South Africa’s outdated power model, where one single entity is responsible for all the generation, transmission, and a large part of the distribution, has been abandoned in every commercially competitive country worldwide.
The South African government needs to take urgent steps to unbundle Eskom and allow private competitors to enter the market to secure our energy future.
If it does not, the very dim light at the end of our tunnel could very well be extinguished altogether and leave us all in darkness.
* Jasson Urbach is a director at the Free Market Foundation.
IPP FACT BOX
An Independent power producer is an entity which is not a public electric utility, but which owns and or operates facilities to generate electric power for sale to a utility, central government buyer and end users. IPP’s may also be privately-held facilities such as rural solar or wind energy producers, and non-energy industrial concerns generating electric power for on-site use and which may also be capable of feeding excess energy into the distribution or transmission grid system.
RENEWABLE IPP PROCUREMENT PROGRAMME

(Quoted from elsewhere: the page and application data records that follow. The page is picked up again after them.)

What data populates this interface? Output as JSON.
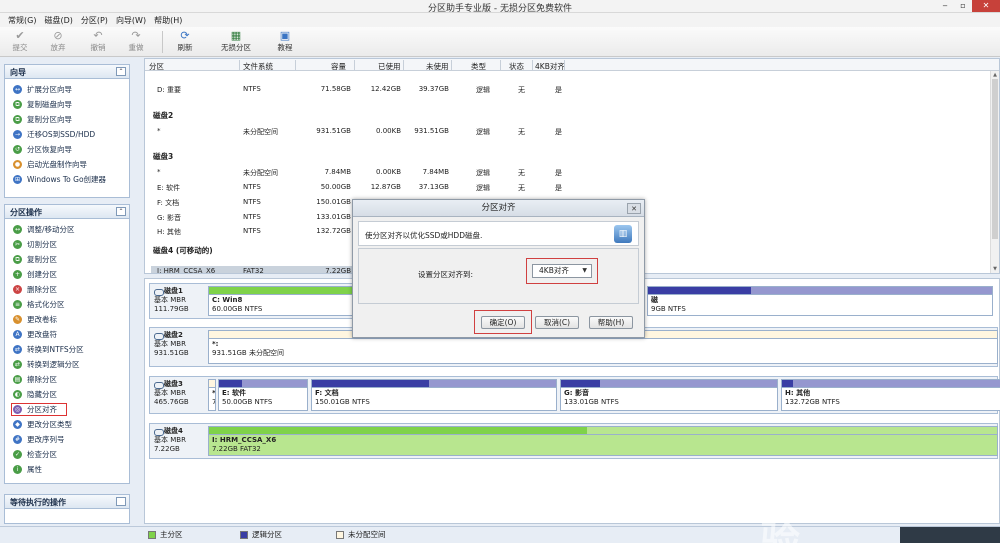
{
  "window": {
    "title": "分区助手专业版 - 无损分区免费软件",
    "controls": [
      "‒",
      "▫",
      "✕"
    ]
  },
  "menu": [
    {
      "name": "menu-general",
      "label": "常规(G)"
    },
    {
      "name": "menu-disk",
      "label": "磁盘(D)"
    },
    {
      "name": "menu-partition",
      "label": "分区(P)"
    },
    {
      "name": "menu-wizard",
      "label": "向导(W)"
    },
    {
      "name": "menu-help",
      "label": "帮助(H)"
    }
  ],
  "toolbar": {
    "commit": {
      "label": "提交",
      "icon": "check-icon"
    },
    "discard": {
      "label": "放弃",
      "icon": "discard-icon"
    },
    "undo": {
      "label": "撤销",
      "icon": "undo-icon"
    },
    "redo": {
      "label": "重做",
      "icon": "redo-icon"
    },
    "refresh": {
      "label": "刷新",
      "icon": "refresh-icon"
    },
    "lossless": {
      "label": "无损分区",
      "icon": "partition-icon"
    },
    "tutorial": {
      "label": "教程",
      "icon": "tutorial-icon"
    }
  },
  "wizard_panel": {
    "title": "向导",
    "items": [
      {
        "label": "扩展分区向导",
        "icon": "expand-icon"
      },
      {
        "label": "复制磁盘向导",
        "icon": "copy-disk-icon"
      },
      {
        "label": "复制分区向导",
        "icon": "copy-partition-icon"
      },
      {
        "label": "迁移OS到SSD/HDD",
        "icon": "migrate-icon"
      },
      {
        "label": "分区恢复向导",
        "icon": "recover-icon"
      },
      {
        "label": "启动光盘制作向导",
        "icon": "boot-disc-icon"
      },
      {
        "label": "Windows To Go创建器",
        "icon": "windows-icon"
      }
    ]
  },
  "ops_panel": {
    "title": "分区操作",
    "items": [
      {
        "label": "调整/移动分区",
        "icon": "resize-icon"
      },
      {
        "label": "切割分区",
        "icon": "split-icon"
      },
      {
        "label": "复制分区",
        "icon": "copy-icon"
      },
      {
        "label": "创建分区",
        "icon": "create-icon"
      },
      {
        "label": "删除分区",
        "icon": "delete-icon"
      },
      {
        "label": "格式化分区",
        "icon": "format-icon"
      },
      {
        "label": "更改卷标",
        "icon": "label-icon"
      },
      {
        "label": "更改盘符",
        "icon": "drive-letter-icon"
      },
      {
        "label": "转换到NTFS分区",
        "icon": "convert-ntfs-icon"
      },
      {
        "label": "转换到逻辑分区",
        "icon": "convert-logical-icon"
      },
      {
        "label": "擦除分区",
        "icon": "wipe-icon"
      },
      {
        "label": "隐藏分区",
        "icon": "hide-icon"
      },
      {
        "label": "分区对齐",
        "icon": "align-icon"
      },
      {
        "label": "更改分区类型",
        "icon": "change-type-icon"
      },
      {
        "label": "更改序列号",
        "icon": "serial-icon"
      },
      {
        "label": "检查分区",
        "icon": "check-icon"
      },
      {
        "label": "属性",
        "icon": "properties-icon"
      }
    ]
  },
  "pending_panel": {
    "title": "等待执行的操作"
  },
  "table": {
    "headers": [
      "分区",
      "文件系统",
      "容量",
      "已使用",
      "未使用",
      "类型",
      "状态",
      "4KB对齐"
    ],
    "rows": [
      {
        "kind": "part",
        "cells": [
          "D: 重要",
          "NTFS",
          "71.58GB",
          "12.42GB",
          "39.37GB",
          "逻辑",
          "无",
          "是"
        ]
      },
      {
        "kind": "disk",
        "label": "磁盘2"
      },
      {
        "kind": "part",
        "cells": [
          "*",
          "未分配空间",
          "931.51GB",
          "0.00KB",
          "931.51GB",
          "逻辑",
          "无",
          "是"
        ]
      },
      {
        "kind": "disk",
        "label": "磁盘3"
      },
      {
        "kind": "part",
        "cells": [
          "*",
          "未分配空间",
          "7.84MB",
          "0.00KB",
          "7.84MB",
          "逻辑",
          "无",
          "是"
        ]
      },
      {
        "kind": "part",
        "cells": [
          "E: 软件",
          "NTFS",
          "50.00GB",
          "12.87GB",
          "37.13GB",
          "逻辑",
          "无",
          "是"
        ]
      },
      {
        "kind": "part",
        "cells": [
          "F: 文档",
          "NTFS",
          "150.01GB",
          "",
          "",
          "",
          "",
          ""
        ]
      },
      {
        "kind": "part",
        "cells": [
          "G: 影音",
          "NTFS",
          "133.01GB",
          "",
          "",
          "",
          "",
          ""
        ]
      },
      {
        "kind": "part",
        "cells": [
          "H: 其他",
          "NTFS",
          "132.72GB",
          "",
          "",
          "",
          "",
          ""
        ]
      },
      {
        "kind": "disk",
        "label": "磁盘4 (可移动的)"
      },
      {
        "kind": "part",
        "cells": [
          "I: HRM_CCSA_X6",
          "FAT32",
          "7.22GB",
          "",
          "",
          "",
          "",
          ""
        ]
      }
    ]
  },
  "diskmap": {
    "disks": [
      {
        "name": "磁盘1",
        "type": "基本 MBR",
        "size": "111.79GB",
        "partitions": [
          {
            "label": "C: Win8",
            "sub": "60.00GB NTFS",
            "kind": "primary",
            "used": 1.0
          },
          {
            "label": "",
            "sub": "",
            "kind": "logical",
            "used": 0.3
          }
        ]
      },
      {
        "name": "磁盘2",
        "type": "基本 MBR",
        "size": "931.51GB",
        "partitions": [
          {
            "label": "*:",
            "sub": "931.51GB 未分配空间",
            "kind": "unalloc",
            "used": 0.0
          }
        ]
      },
      {
        "name": "磁盘3",
        "type": "基本 MBR",
        "size": "465.76GB",
        "partitions": [
          {
            "label": "*",
            "sub": "7",
            "kind": "unalloc",
            "used": 0.0
          },
          {
            "label": "E: 软件",
            "sub": "50.00GB NTFS",
            "kind": "logical",
            "used": 0.26
          },
          {
            "label": "F: 文档",
            "sub": "150.01GB NTFS",
            "kind": "logical",
            "used": 0.48
          },
          {
            "label": "G: 影音",
            "sub": "133.01GB NTFS",
            "kind": "logical",
            "used": 0.18
          },
          {
            "label": "H: 其他",
            "sub": "132.72GB NTFS",
            "kind": "logical",
            "used": 0.05
          }
        ]
      },
      {
        "name": "磁盘4",
        "type": "基本 MBR",
        "size": "7.22GB",
        "partitions": [
          {
            "label": "I: HRM_CCSA_X6",
            "sub": "7.22GB FAT32",
            "kind": "primary",
            "used": 0.48
          }
        ]
      }
    ],
    "disk1_tail_label": "磁",
    "disk1_tail_sub": "9GB NTFS"
  },
  "legend": [
    {
      "label": "主分区",
      "color": "#7fd24a"
    },
    {
      "label": "逻辑分区",
      "color": "#3a3ea4"
    },
    {
      "label": "未分配空间",
      "color": "#fff6e0"
    }
  ],
  "dialog": {
    "title": "分区对齐",
    "message": "使分区对齐以优化SSD或HDD磁盘.",
    "setting_label": "设置分区对齐到:",
    "selected_option": "4KB对齐",
    "ok_label": "确定(O)",
    "cancel_label": "取消(C)",
    "help_label": "帮助(H)"
  },
  "watermark": {
    "main": "Bai du 经验",
    "sub": "jingyan.baidu.com"
  },
  "colors": {
    "primary": "#7fd24a",
    "logical": "#3a3ea4",
    "unalloc": "#fff6e0",
    "highlight": "#d04040"
  }
}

South Africa has a high level of renewable energy potential and in line with the national commitment to transition to a low-carbon economy, 17800MW of the 2030 target (according to the IRP 2010) of newly generated power to be developed are expected to be from renewable energy sources - with 5000MW to be operational in 2019 and a further 2000MW (combined 7000 MW) operational by 2020. The REIPP programme is not only contributing to alleviating the electrical energy shortfall in South Africa, but has been designed so as to also contribute towards socio-economic and environmentally sustainable growth, and to start and stimulate the renewable industry in South Africa In terms of this IPP Procurement Programme, the following technologies shall be considered as qualifying technologies for selection under this IPP Procurement Programme:
1 Onshore wind
2 Concentrated solar thermal
3 Solar photovoltaic
4 Biomass solid
6 Landfill gas
7 Small hydro
(Department of Energy)
** The views expressed here are not necessarily those of Independent Media.
The Sunday Independent